The phrase "running amok" might conjure thoughts of a zany Jim Carrey movie or the wacky antics of some comedy troupe, but in actuality, it refers to a very unfunny medical condition.
In an article for the Primary Care Companion to the Journal of Clinical Psychiatry, Dr. Manuel St. Martin explains that today, few people outside of the psychiatric community are aware of the fact that "amok" is a "bona fide, albeit antiquated, psychiatric condition."
While in common usage "running amok" typically refers to an individual causing havoc while acting in an irrational manner, in psychiatry it "describes the homicidal and subsequent suicidal behavior of mentally unstable individuals that results in multiple fatalities and injuries to others," St. Martin says.
One of the author's chief points in the article is to show that although the term "running amok" originated about 200 years ago as an explanation for behavior among some isolated tribe members on remote islands, it has now been observed in societies all over the world. St. Martin also stresses that even today, little is understood about the people suffering from this condition, nor is much being done in terms of recognition and treatment that could help prevent ensuing violent episodes.
The complex world of psychiatry:
- On average, it takes 10 years to diagnose bipolar disorder because it can occur at different times of life, has symptoms similar to other illnesses, and can come and go for unexplained reasons.
- In the United States alone, at least 16 percent of the population will experience major depressive disorder in their lifetime.

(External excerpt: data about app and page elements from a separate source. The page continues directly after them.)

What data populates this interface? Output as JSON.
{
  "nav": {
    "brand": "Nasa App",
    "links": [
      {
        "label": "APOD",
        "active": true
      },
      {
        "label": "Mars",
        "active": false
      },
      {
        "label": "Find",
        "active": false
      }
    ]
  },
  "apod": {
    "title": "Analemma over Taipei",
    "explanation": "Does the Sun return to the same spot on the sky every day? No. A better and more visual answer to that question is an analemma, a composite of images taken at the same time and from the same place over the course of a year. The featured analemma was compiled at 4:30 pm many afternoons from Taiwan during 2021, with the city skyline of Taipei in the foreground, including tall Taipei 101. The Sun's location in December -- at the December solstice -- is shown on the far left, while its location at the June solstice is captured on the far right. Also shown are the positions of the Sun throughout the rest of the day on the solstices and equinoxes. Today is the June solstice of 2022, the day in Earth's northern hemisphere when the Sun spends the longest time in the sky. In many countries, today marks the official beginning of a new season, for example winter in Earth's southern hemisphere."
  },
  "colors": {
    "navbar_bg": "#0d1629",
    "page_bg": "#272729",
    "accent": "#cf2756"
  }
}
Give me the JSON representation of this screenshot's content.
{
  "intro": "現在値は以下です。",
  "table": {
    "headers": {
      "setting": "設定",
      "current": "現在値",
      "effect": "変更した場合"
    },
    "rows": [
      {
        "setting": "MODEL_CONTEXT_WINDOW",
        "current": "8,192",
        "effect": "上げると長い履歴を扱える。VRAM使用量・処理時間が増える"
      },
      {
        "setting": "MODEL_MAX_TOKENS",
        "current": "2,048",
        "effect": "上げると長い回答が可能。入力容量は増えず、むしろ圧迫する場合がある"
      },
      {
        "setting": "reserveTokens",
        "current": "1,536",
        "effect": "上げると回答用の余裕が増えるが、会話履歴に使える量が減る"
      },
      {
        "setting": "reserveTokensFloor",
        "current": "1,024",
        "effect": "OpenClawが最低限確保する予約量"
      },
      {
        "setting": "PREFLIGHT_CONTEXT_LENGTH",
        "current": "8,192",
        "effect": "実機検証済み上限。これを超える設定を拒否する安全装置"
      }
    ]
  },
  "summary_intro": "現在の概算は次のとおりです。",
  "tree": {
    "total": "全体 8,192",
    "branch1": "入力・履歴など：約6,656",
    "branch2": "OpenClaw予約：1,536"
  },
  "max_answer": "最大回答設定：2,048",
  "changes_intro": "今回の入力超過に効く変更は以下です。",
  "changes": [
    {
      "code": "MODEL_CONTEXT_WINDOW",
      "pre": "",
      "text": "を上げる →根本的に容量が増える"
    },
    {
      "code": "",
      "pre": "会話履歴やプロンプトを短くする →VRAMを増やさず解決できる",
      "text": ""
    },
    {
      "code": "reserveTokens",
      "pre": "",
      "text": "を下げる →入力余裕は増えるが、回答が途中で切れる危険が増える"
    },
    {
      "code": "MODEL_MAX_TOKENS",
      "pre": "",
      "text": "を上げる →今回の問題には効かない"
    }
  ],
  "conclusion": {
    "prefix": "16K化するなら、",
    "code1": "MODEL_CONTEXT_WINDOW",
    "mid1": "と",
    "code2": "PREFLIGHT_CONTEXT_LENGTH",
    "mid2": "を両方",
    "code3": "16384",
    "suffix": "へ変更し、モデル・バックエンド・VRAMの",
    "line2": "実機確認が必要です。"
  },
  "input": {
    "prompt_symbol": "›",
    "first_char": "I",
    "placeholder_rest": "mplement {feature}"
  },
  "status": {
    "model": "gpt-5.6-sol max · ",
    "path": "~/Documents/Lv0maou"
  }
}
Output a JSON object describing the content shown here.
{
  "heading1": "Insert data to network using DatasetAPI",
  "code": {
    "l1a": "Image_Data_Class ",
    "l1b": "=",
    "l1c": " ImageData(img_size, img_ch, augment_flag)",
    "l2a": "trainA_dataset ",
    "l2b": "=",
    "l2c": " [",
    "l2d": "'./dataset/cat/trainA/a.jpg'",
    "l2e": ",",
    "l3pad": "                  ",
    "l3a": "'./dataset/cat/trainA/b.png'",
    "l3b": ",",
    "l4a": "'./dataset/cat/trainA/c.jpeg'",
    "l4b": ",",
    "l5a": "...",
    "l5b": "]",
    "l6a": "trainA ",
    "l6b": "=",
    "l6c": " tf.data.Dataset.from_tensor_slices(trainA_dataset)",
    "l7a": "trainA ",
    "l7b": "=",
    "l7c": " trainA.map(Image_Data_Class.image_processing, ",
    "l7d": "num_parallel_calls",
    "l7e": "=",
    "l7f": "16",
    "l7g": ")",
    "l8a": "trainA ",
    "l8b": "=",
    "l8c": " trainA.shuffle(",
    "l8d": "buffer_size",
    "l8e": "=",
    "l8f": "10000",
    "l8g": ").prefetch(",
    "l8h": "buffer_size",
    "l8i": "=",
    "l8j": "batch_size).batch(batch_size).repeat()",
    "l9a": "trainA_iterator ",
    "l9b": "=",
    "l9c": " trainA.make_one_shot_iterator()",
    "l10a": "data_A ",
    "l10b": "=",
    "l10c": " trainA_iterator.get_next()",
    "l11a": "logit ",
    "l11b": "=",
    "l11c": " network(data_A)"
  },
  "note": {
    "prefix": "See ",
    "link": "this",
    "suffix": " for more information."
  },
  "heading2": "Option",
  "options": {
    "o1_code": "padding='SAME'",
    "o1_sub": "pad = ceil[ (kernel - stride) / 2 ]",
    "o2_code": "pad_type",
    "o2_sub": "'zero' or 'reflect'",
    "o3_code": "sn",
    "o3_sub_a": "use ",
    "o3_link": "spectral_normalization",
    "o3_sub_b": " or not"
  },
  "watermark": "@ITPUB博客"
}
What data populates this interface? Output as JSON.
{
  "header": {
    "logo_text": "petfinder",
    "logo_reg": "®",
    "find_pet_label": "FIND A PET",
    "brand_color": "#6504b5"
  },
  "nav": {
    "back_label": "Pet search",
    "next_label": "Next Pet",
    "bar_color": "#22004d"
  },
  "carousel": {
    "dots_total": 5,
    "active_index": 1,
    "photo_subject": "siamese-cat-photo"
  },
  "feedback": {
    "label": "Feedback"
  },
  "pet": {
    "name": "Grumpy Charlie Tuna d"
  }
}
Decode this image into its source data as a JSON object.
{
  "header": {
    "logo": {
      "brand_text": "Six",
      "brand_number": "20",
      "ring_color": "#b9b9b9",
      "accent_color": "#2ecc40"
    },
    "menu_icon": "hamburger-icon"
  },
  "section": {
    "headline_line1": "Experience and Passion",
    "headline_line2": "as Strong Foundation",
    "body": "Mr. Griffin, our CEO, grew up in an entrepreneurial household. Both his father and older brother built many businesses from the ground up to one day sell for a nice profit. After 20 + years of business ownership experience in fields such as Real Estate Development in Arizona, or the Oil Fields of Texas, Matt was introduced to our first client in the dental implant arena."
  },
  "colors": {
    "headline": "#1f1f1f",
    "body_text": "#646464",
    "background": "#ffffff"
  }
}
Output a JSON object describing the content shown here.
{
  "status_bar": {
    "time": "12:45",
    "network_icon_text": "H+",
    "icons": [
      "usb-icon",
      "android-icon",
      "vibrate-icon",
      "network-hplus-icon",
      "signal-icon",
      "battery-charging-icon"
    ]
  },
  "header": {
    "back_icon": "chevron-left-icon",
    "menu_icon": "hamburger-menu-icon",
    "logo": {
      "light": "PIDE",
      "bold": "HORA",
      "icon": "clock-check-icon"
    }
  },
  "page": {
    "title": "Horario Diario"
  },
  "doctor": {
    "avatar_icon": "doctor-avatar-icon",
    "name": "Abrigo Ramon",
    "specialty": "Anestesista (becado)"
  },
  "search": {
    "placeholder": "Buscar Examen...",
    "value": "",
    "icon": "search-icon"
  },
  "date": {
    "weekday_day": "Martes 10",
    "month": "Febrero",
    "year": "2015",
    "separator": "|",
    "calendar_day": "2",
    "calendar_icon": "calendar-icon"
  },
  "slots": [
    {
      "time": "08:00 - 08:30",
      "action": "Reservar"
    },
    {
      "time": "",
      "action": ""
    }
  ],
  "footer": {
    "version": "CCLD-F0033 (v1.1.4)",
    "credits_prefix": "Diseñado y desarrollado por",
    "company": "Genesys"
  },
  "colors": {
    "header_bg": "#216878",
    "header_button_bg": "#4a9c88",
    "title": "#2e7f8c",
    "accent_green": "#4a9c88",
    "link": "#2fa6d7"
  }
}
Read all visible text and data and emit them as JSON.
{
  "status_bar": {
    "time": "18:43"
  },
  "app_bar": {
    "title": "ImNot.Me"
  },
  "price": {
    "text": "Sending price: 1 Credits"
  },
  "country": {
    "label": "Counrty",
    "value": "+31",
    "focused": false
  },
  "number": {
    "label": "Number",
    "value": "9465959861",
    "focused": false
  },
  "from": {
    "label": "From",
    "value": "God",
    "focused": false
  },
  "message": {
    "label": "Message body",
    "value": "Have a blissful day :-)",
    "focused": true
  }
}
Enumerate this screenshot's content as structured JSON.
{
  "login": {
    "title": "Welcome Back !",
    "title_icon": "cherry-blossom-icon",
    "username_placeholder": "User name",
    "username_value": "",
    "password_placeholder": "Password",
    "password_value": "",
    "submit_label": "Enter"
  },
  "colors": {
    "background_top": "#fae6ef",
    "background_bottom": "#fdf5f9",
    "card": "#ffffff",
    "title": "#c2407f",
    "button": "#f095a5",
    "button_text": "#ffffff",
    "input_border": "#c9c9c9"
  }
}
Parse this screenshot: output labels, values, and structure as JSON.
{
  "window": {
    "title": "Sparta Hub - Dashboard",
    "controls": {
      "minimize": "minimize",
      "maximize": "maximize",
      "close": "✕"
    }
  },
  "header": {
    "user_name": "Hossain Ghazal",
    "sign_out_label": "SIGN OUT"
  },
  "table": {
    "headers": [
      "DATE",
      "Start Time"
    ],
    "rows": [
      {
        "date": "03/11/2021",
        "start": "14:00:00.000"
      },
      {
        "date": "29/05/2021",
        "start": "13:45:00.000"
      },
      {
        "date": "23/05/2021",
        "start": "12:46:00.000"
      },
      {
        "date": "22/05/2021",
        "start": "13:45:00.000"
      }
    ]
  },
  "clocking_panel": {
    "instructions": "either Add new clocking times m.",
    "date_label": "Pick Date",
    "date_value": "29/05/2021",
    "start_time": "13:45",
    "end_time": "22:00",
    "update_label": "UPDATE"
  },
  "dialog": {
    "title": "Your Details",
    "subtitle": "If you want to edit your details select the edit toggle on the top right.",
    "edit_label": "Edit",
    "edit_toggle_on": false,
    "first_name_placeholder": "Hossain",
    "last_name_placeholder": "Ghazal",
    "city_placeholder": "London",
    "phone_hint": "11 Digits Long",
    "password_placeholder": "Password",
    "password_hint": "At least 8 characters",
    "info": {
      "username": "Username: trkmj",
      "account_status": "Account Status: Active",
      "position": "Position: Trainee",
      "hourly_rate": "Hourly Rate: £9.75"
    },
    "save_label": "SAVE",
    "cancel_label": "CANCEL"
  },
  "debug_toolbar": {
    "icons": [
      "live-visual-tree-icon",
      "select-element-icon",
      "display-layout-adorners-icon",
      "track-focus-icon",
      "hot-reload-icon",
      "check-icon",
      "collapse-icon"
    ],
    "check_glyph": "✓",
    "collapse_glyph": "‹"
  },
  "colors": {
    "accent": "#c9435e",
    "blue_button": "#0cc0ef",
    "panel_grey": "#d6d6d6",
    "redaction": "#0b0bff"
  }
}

- There are 170 times more psychiatrists in high-income countries than in low-income nations.